Again, Blake’s summary of what the sources say leaves a lot to be desired. There was criticism of the need for the European travel ban. In fact, here’s the opening graph of the story he links to in his response:

European officials on Thursday strongly condemned President Trump’s decision to severely restrict travel from Europe to the United States, a move that took them by surprise and that many saw as politically motivated.

Of all the slights between Washington and Europe in recent years, the 30-day travel restrictions — covering non-U.S. citizens who have been to 26 nations across much of the European Union — was a more stinging blow than was felt in previous disputes. In a short statement rare in its directness, the E.U. expressed deep frustration.

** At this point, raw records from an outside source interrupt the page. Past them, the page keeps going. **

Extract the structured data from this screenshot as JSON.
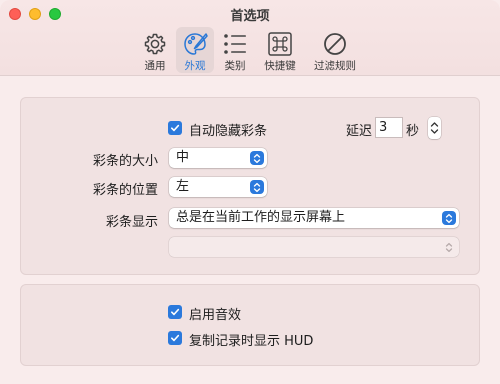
{
  "window": {
    "title": "首选项"
  },
  "toolbar": {
    "tabs": [
      {
        "label": "通用",
        "icon": "gear-icon"
      },
      {
        "label": "外观",
        "icon": "paintbrush-palette-icon",
        "active": true
      },
      {
        "label": "类别",
        "icon": "list-icon"
      },
      {
        "label": "快捷键",
        "icon": "command-key-icon"
      },
      {
        "label": "过滤规则",
        "icon": "prohibited-icon"
      }
    ]
  },
  "appearance": {
    "auto_hide_label": "自动隐藏彩条",
    "auto_hide_checked": true,
    "delay_label": "延迟",
    "delay_value": "3",
    "delay_unit": "秒",
    "size_label": "彩条的大小",
    "size_value": "中",
    "position_label": "彩条的位置",
    "position_value": "左",
    "display_label": "彩条显示",
    "display_value": "总是在当前工作的显示屏幕上",
    "secondary_display_value": ""
  },
  "sound": {
    "sound_label": "启用音效",
    "sound_checked": true,
    "hud_label": "复制记录时显示 HUD",
    "hud_checked": true
  },
  "colors": {
    "accent": "#2b79dc",
    "window_bg": "#f9ecec"
  }
}
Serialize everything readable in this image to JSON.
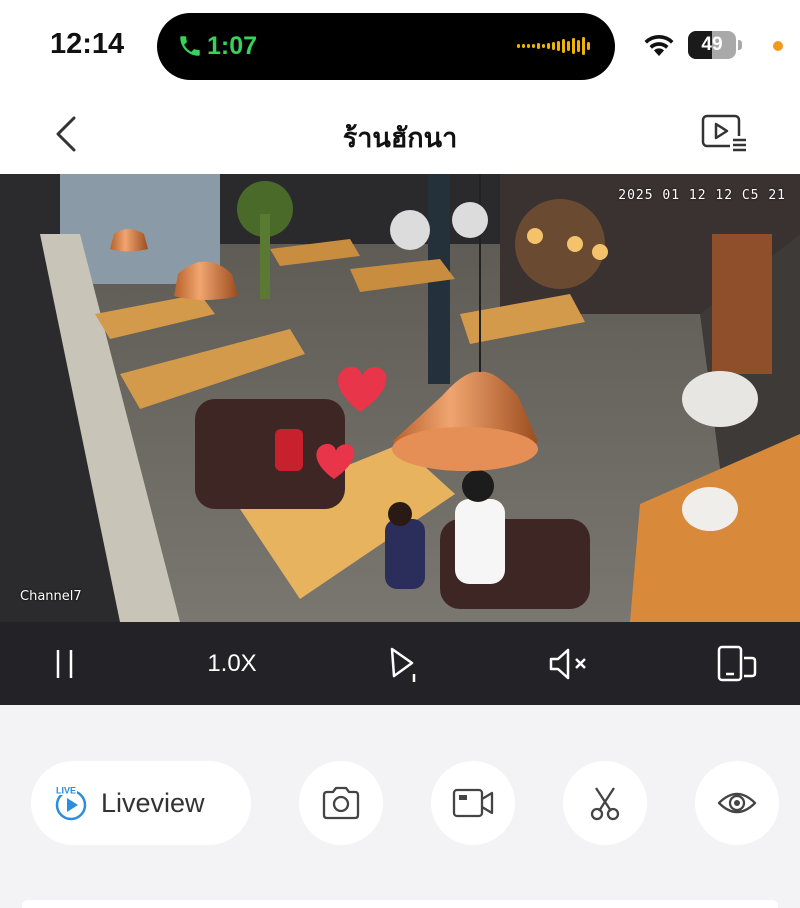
{
  "status_bar": {
    "time": "12:14",
    "call_duration": "1:07",
    "battery_level": "49",
    "battery_fraction": 0.49,
    "call_color": "#35d35a",
    "recording_dot_color": "#f39a1d"
  },
  "nav": {
    "title": "ร้านฮักนา",
    "back_icon": "chevron-left-icon",
    "playback_icon": "playback-list-icon"
  },
  "camera": {
    "timestamp": "2025 01 12 12 C5 21",
    "channel": "Channel7"
  },
  "controls": {
    "pause_icon": "pause-icon",
    "speed": "1.0X",
    "next_icon": "play-next-icon",
    "mute_icon": "mute-icon",
    "orientation_icon": "rotate-screen-icon"
  },
  "actions": {
    "liveview_badge": "LIVE",
    "liveview_label": "Liveview",
    "liveview_color": "#2a8ee0",
    "buttons": [
      "camera-icon",
      "video-record-icon",
      "scissors-icon",
      "eye-icon"
    ]
  }
}
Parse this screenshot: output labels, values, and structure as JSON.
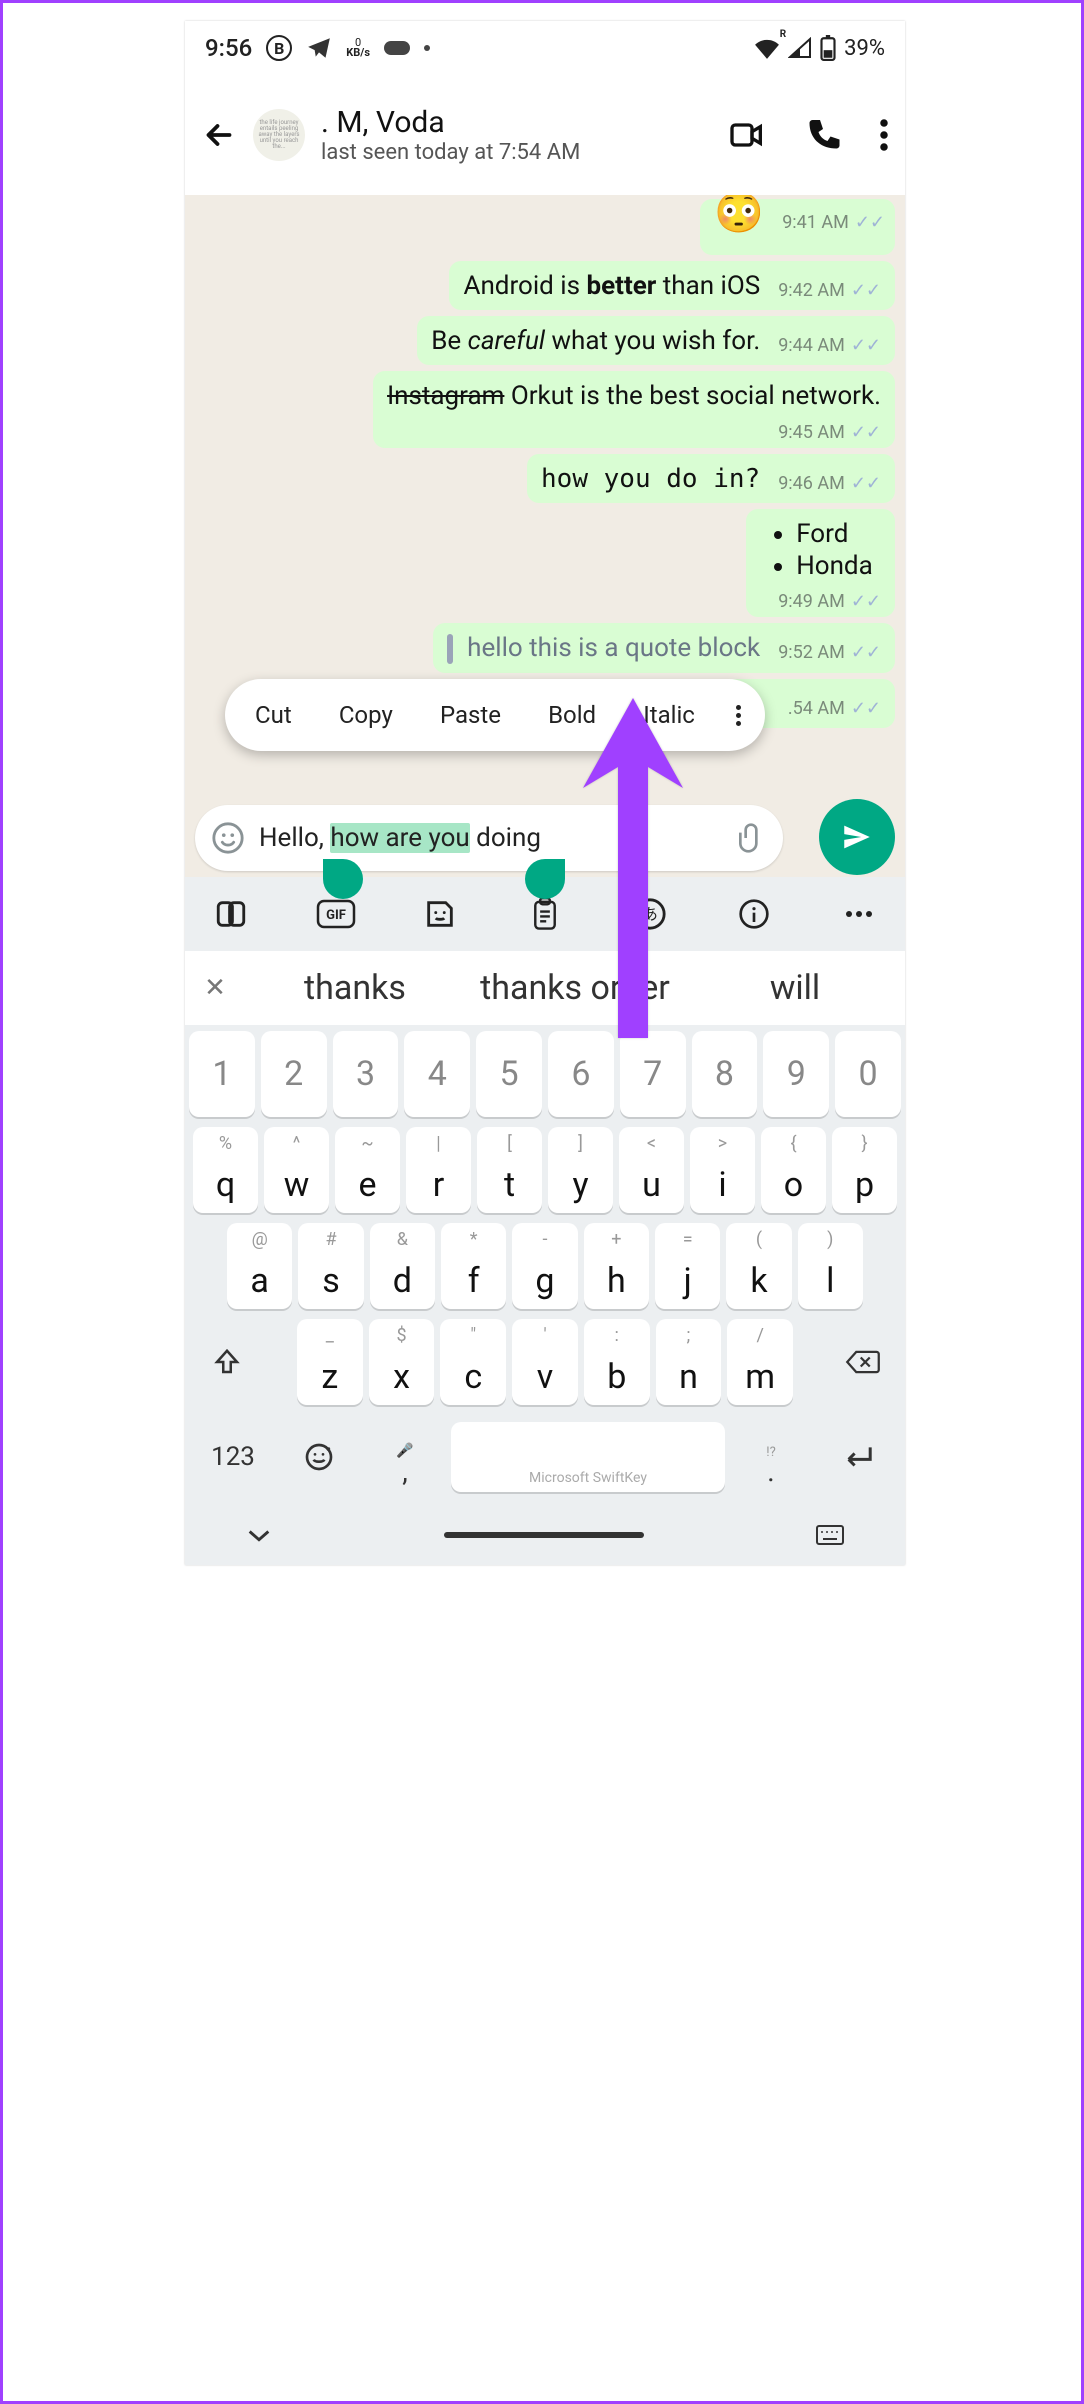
{
  "status": {
    "time": "9:56",
    "kbs_top": "0",
    "kbs_bottom": "KB/s",
    "battery": "39%",
    "wifi_letter": "R"
  },
  "chat": {
    "contact_name": ". M, Voda",
    "last_seen": "last seen today at 7:54 AM"
  },
  "messages": {
    "m0_time": "9:41 AM",
    "m1_pre": "Android is ",
    "m1_bold": "better",
    "m1_post": " than iOS",
    "m1_time": "9:42 AM",
    "m2_pre": "Be ",
    "m2_italic": "careful",
    "m2_post": " what you wish for.",
    "m2_time": "9:44 AM",
    "m3_strike": "Instagram",
    "m3_post": " Orkut is the best social network.",
    "m3_time": "9:45 AM",
    "m4_mono": "how you do in?",
    "m4_time": "9:46 AM",
    "m5_li1": "Ford",
    "m5_li2": "Honda",
    "m5_time": "9:49 AM",
    "m6_quote": "hello this is a quote block",
    "m6_time": "9:52 AM",
    "m7_time_cut": ".54 AM"
  },
  "context_menu": {
    "cut": "Cut",
    "copy": "Copy",
    "paste": "Paste",
    "bold": "Bold",
    "italic": "Italic"
  },
  "input": {
    "pre": "Hello, ",
    "selected": "how are you",
    "post": " doing"
  },
  "suggestions": {
    "s1": "thanks",
    "s2": "thanks order",
    "s3": "will"
  },
  "keyboard": {
    "r1": [
      "1",
      "2",
      "3",
      "4",
      "5",
      "6",
      "7",
      "8",
      "9",
      "0"
    ],
    "r2_sec": [
      "%",
      "^",
      "~",
      "|",
      "[",
      "]",
      "<",
      ">",
      "{",
      "}"
    ],
    "r2": [
      "q",
      "w",
      "e",
      "r",
      "t",
      "y",
      "u",
      "i",
      "o",
      "p"
    ],
    "r3_sec": [
      "@",
      "#",
      "&",
      "*",
      "-",
      "+",
      "=",
      "(",
      ")"
    ],
    "r3": [
      "a",
      "s",
      "d",
      "f",
      "g",
      "h",
      "j",
      "k",
      "l"
    ],
    "r4_sec": [
      "_",
      "$",
      "\"",
      "'",
      ":",
      ";",
      "/"
    ],
    "r4": [
      "z",
      "x",
      "c",
      "v",
      "b",
      "n",
      "m"
    ],
    "mode": "123",
    "comma": ",",
    "period": ".",
    "period_alt": "!?",
    "brand": "Microsoft SwiftKey"
  }
}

They did condemn it.

“This is the main point here: If we’re going to look back in time and try to suggest that our government should have shut everything down back in February, well, where’s the evidence for that? Were we really going to shut things down when our cases hadn’t really started to increase — when it barely started to increase in places like Italy or Iran? Of course not, they didn’t shut things down until way later.”

This is a false choice that Trump has referred to repeatedly. It pretends as if the decision was between the little that the federal government did in February and a total shutdown of the country. In fact, there were few calls for a shutdown in February — when, as Crenshaw notes, even countries that were hit harder at the time than the United States hadn’t taken that step. Trump has sought to suggest critics wanted things shut down in January, despite there being very few cases at the time.

The fact that Crenshaw concluded with this says plenty about the aim of his video.

Blake calls this a false choice and suggests Trump should have done something that would have prevented the spread of the virus without saying what that something is. You’re just supposed to imagine that it could have been better if that something had been done. The fact that Blake can’t explain what that something is or how it was an option in mid-February says plenty about the quality of his criticism.

Here’s the other video of Crenshaw that went viral this weekend. It’s him making some of the same points in a debate with Bill Maher.